Leon (NHBS Catalogue Editor)
16 Nov 2020
Written for Hardback
Planet Earth might just as well be called Planet Water. Not only is our planet mostly ocean, life also started out here. Following his 2011 book Convergent Evolution
, palaeobiologist George R. McGhee returns to MIT Press and The Vienna Series in Theoretical Biology
to expand his examination to oceanic lifeforms, with the tantalising promise of applying the insights gained to astrobiology. I was particularly stoked for this second of a three-part dive into what I consider one of evolutionary biology’s most exciting topics.
Just to get you up to speed, convergent evolution refers to the ubiquitous pattern of evolution repeatedly hitting on the same or similar solutions to a problem in different organisms. McGhee’s coverage of this topic in his 2011 book was wide. Next to morphologies and behaviours in terrestrial animals, he examined convergent evolution in ecosystems and molecules such as DNA and protein. He also introduced the abstract concepts of theoretical morphology and the hyperdimensional morphospace where life is probing all possible and allowed options.
Convergent Evolution on Earth
can be thought of as an extension of his previous work. There is no repetition of these concepts and the coverage across different levels of organisation is absent. McGhee assumes familiarity with this and readers would do well to read the two books in sequence. If you do, the approach here will feel familiar, as most chapters again revolve around lists with examples. What is new is that McGhee broadens his examination of convergent evolution to behaviours and morphologies in marine
I will come right out and say that I found this book a more challenging read. The terrestrial species examined in his last book will be familiar to most, but this book deals with marine vertebrates and, mostly, invertebrates. There are numerous groups here that even biologists will not necessarily be familiar with, also because many extinct groups are discussed. Thus, the convergent evolution of chemosynthesis found in deepwater species far away from light covers ciliophorans, polychaete and oligochaete worms, and a wide array of living and extinct mollusc groups. The convergent evolution of different morphologies to deal with living on soft and unstable substrates covers sponges, corals, extinct bivalves such as bakeveliids, and all sorts of echinoderms.
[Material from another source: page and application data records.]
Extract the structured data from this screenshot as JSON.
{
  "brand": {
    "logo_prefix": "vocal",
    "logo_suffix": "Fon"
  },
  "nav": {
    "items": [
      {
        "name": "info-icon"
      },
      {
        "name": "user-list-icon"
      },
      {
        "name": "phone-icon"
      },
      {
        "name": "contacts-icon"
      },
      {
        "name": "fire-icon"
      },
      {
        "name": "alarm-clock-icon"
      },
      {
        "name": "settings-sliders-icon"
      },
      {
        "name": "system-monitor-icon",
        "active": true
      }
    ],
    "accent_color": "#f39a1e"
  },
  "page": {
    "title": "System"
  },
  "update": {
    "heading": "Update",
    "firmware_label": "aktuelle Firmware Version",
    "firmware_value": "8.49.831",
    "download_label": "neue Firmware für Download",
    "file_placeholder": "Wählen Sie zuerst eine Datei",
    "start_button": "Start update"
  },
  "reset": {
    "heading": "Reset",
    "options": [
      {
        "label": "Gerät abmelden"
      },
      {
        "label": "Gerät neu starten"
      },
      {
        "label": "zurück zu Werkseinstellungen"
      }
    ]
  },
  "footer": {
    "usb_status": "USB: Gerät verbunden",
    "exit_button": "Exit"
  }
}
More familiar groups such as fish and cephalopods feature when discussing adaptations to moving and living in the water column (McGhee’s mention of the repeated re-evolution of the whole spectrum of ammonoid shell forms following mass extinctions made me smile, as it reminded me of Danna Staaf’s discussion of this phenomenon in her excellent Monarchs of the Sea
). And the convergent evolution of fundamental organ systems (e.g. nerves, muscles, or immune systems) reaches all the way back in time to some of the earliest invertebrate groups such as ctenophores, cnidarians, and bilaterians.
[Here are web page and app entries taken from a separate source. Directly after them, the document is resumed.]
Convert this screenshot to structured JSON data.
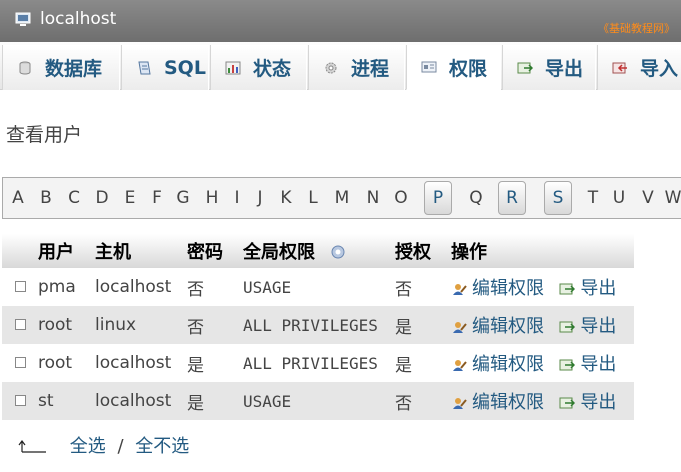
{
  "titlebar": {
    "server_name": "localhost",
    "watermark": "《基础教程网》"
  },
  "tabs": [
    {
      "label": "数据库",
      "icon": "database-icon"
    },
    {
      "label": "SQL",
      "icon": "sql-icon"
    },
    {
      "label": "状态",
      "icon": "status-icon"
    },
    {
      "label": "进程",
      "icon": "process-icon"
    },
    {
      "label": "权限",
      "icon": "privileges-icon",
      "active": true
    },
    {
      "label": "导出",
      "icon": "export-icon"
    },
    {
      "label": "导入",
      "icon": "import-icon"
    }
  ],
  "page_title": "查看用户",
  "letters": [
    "A",
    "B",
    "C",
    "D",
    "E",
    "F",
    "G",
    "H",
    "I",
    "J",
    "K",
    "L",
    "M",
    "N",
    "O",
    "P",
    "Q",
    "R",
    "S",
    "T",
    "U",
    "V",
    "W"
  ],
  "letters_with_users": [
    "P",
    "R",
    "S"
  ],
  "table": {
    "headers": {
      "user": "用户",
      "host": "主机",
      "password": "密码",
      "global_privileges": "全局权限",
      "grant": "授权",
      "action": "操作"
    },
    "rows": [
      {
        "user": "pma",
        "host": "localhost",
        "password": "否",
        "privileges": "USAGE",
        "grant": "否",
        "edit": "编辑权限",
        "export": "导出"
      },
      {
        "user": "root",
        "host": "linux",
        "password": "否",
        "privileges": "ALL PRIVILEGES",
        "grant": "是",
        "edit": "编辑权限",
        "export": "导出"
      },
      {
        "user": "root",
        "host": "localhost",
        "password": "是",
        "privileges": "ALL PRIVILEGES",
        "grant": "是",
        "edit": "编辑权限",
        "export": "导出"
      },
      {
        "user": "st",
        "host": "localhost",
        "password": "是",
        "privileges": "USAGE",
        "grant": "否",
        "edit": "编辑权限",
        "export": "导出"
      }
    ]
  },
  "footer": {
    "select_all": "全选",
    "separator": "/",
    "unselect_all": "全不选"
  },
  "colors": {
    "link": "#235a81",
    "no_password": "#d40000",
    "titlebar": "#7a7a7a",
    "watermark": "#ff8c1a",
    "row_alt": "#e6e6e6"
  }
}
Of course, our land-dwelling, backboned vantage point makes us biased – for the longest time these invertebrate forms dominated life on Earth, and they are still instrumental to our ecosystems. Even so, most of us will not know what they look like, and this where the lack of images is much more noticeable than in McGhee’s previous book. The recent The Invertebrate Tree of Life
is a good reference work to have at hand, not just for the imagery, but also for the taxonomical content. Though it was published just after Convergent Evolution on Earth
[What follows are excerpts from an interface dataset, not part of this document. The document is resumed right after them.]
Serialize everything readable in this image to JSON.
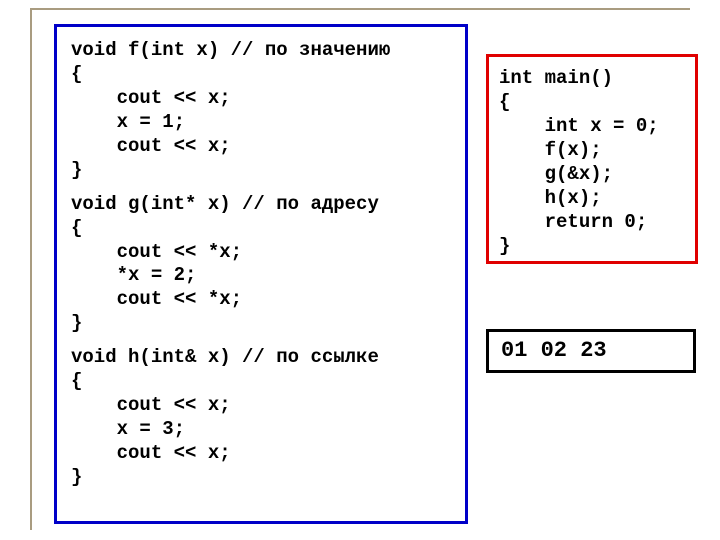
{
  "left_code": {
    "f1": "void f(int x) // по значению",
    "f2": "{",
    "f3": "    cout << x;",
    "f4": "    x = 1;",
    "f5": "    cout << x;",
    "f6": "}",
    "g1": "void g(int* x) // по адресу",
    "g2": "{",
    "g3": "    cout << *x;",
    "g4": "    *x = 2;",
    "g5": "    cout << *x;",
    "g6": "}",
    "h1": "void h(int& x) // по ссылке",
    "h2": "{",
    "h3": "    cout << x;",
    "h4": "    x = 3;",
    "h5": "    cout << x;",
    "h6": "}"
  },
  "right_code": {
    "m1": "int main()",
    "m2": "{",
    "m3": "    int x = 0;",
    "m4": "    f(x);",
    "m5": "    g(&x);",
    "m6": "    h(x);",
    "m7": "    return 0;",
    "m8": "}"
  },
  "output": "01 02 23"
}
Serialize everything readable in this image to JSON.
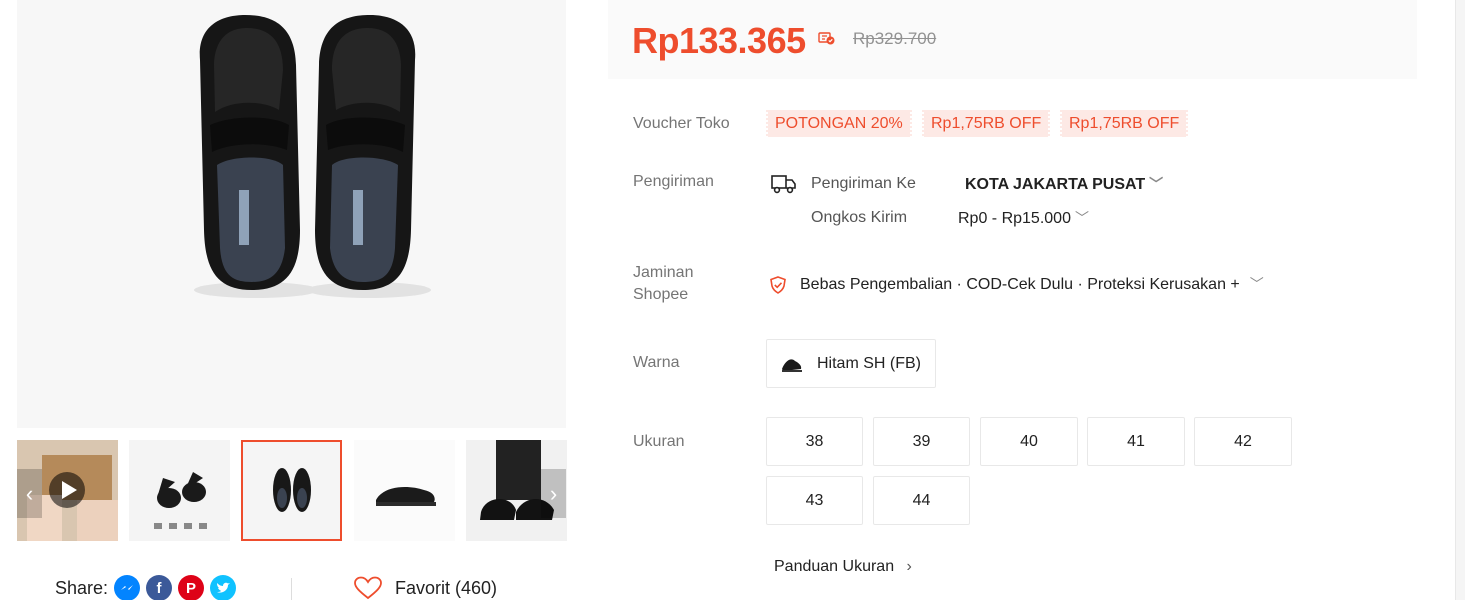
{
  "gallery": {
    "thumbnails": [
      {
        "kind": "video-unboxing"
      },
      {
        "kind": "product-catalog"
      },
      {
        "kind": "top-view",
        "active": true
      },
      {
        "kind": "side-view"
      },
      {
        "kind": "worn-view"
      }
    ]
  },
  "share": {
    "label": "Share:",
    "networks": [
      "messenger-icon",
      "facebook-icon",
      "pinterest-icon",
      "twitter-icon"
    ]
  },
  "favorite": {
    "label": "Favorit (460)"
  },
  "price": {
    "current": "Rp133.365",
    "original": "Rp329.700"
  },
  "voucher": {
    "label": "Voucher Toko",
    "tags": [
      "POTONGAN 20%",
      "Rp1,75RB OFF",
      "Rp1,75RB OFF"
    ]
  },
  "shipping": {
    "label": "Pengiriman",
    "to_label": "Pengiriman Ke",
    "to_value": "KOTA JAKARTA PUSAT",
    "cost_label": "Ongkos Kirim",
    "cost_value": "Rp0 - Rp15.000"
  },
  "guarantee": {
    "label": "Jaminan Shopee",
    "text": "Bebas Pengembalian · COD-Cek Dulu · Proteksi Kerusakan +"
  },
  "color": {
    "label": "Warna",
    "options": [
      "Hitam SH (FB)"
    ]
  },
  "size": {
    "label": "Ukuran",
    "options": [
      "38",
      "39",
      "40",
      "41",
      "42",
      "43",
      "44"
    ],
    "guide": "Panduan Ukuran"
  },
  "colors": {
    "accent": "#ee4d2d",
    "price_bg": "#fafafa",
    "voucher_bg": "#fde9e5"
  }
}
and McGhee will not have had access to it, the taxonomy he has adopted closely mirrors that of Giribet & Edgecombe, with some exceptions deep in the tree of life that are known areas of contention.
Next to showing the very deep roots and fundamental nature of convergent evolution, the question “who is convergent on who?” is much more relevant and appropriate this time around. Though we have named many sea creatures after land plants (e.g. sea lilies and moss animals), this book makes clear that, to solve the same fundamental problems, it is the land plants who convergently evolved similar forms to the much older marine animals. A notable advance is the adoption of new, recently proposed terminology, distinguishing between iso-convergence, allo-convergence, and retro-convergence. These terms respectively describe whether convergent traits evolved from the same or different precursor traits, or are a case of re-evolution of ancestral traits.
But what of the promised lessons for astrobiology? There is a look at Mars’s geological history, the possibility of life on water worlds in our Solar System such as the moons Europa, Enceladus, and Titan, and there is the conclusion that biological signatures are likely found on water worlds and technological signatures on water worlds with landmasses (readers interested in this will want to look out for the massive, upcoming book Life in the Cosmos
). Although what McGhee covers here is interesting, I admit that I felt a bit let down by the subtitle – it promised more than the final, 25-page chapter to which this discussion is now limited. My feeling is that most general readers will be better served by Kershenbaum’s The Zoologist's Guide to the Galaxy
, which I had a chance to flick through, though not yet read in-depth. For those wanting to get to grips with this topic more in-depth, I end this three-part series with a review of Contingency and Convergence
which revisits the question of their relative importance and applies this to astrobiology in a thought-provoking manner.
Convergent Evolution on Earth
is not for the faint of heart. For evolutionary biologists, this is an interesting add-on to McGhee’s previous book, though requiring a certain level of background knowledge. For many other readers, there is probably less astrobiology in here than they would like.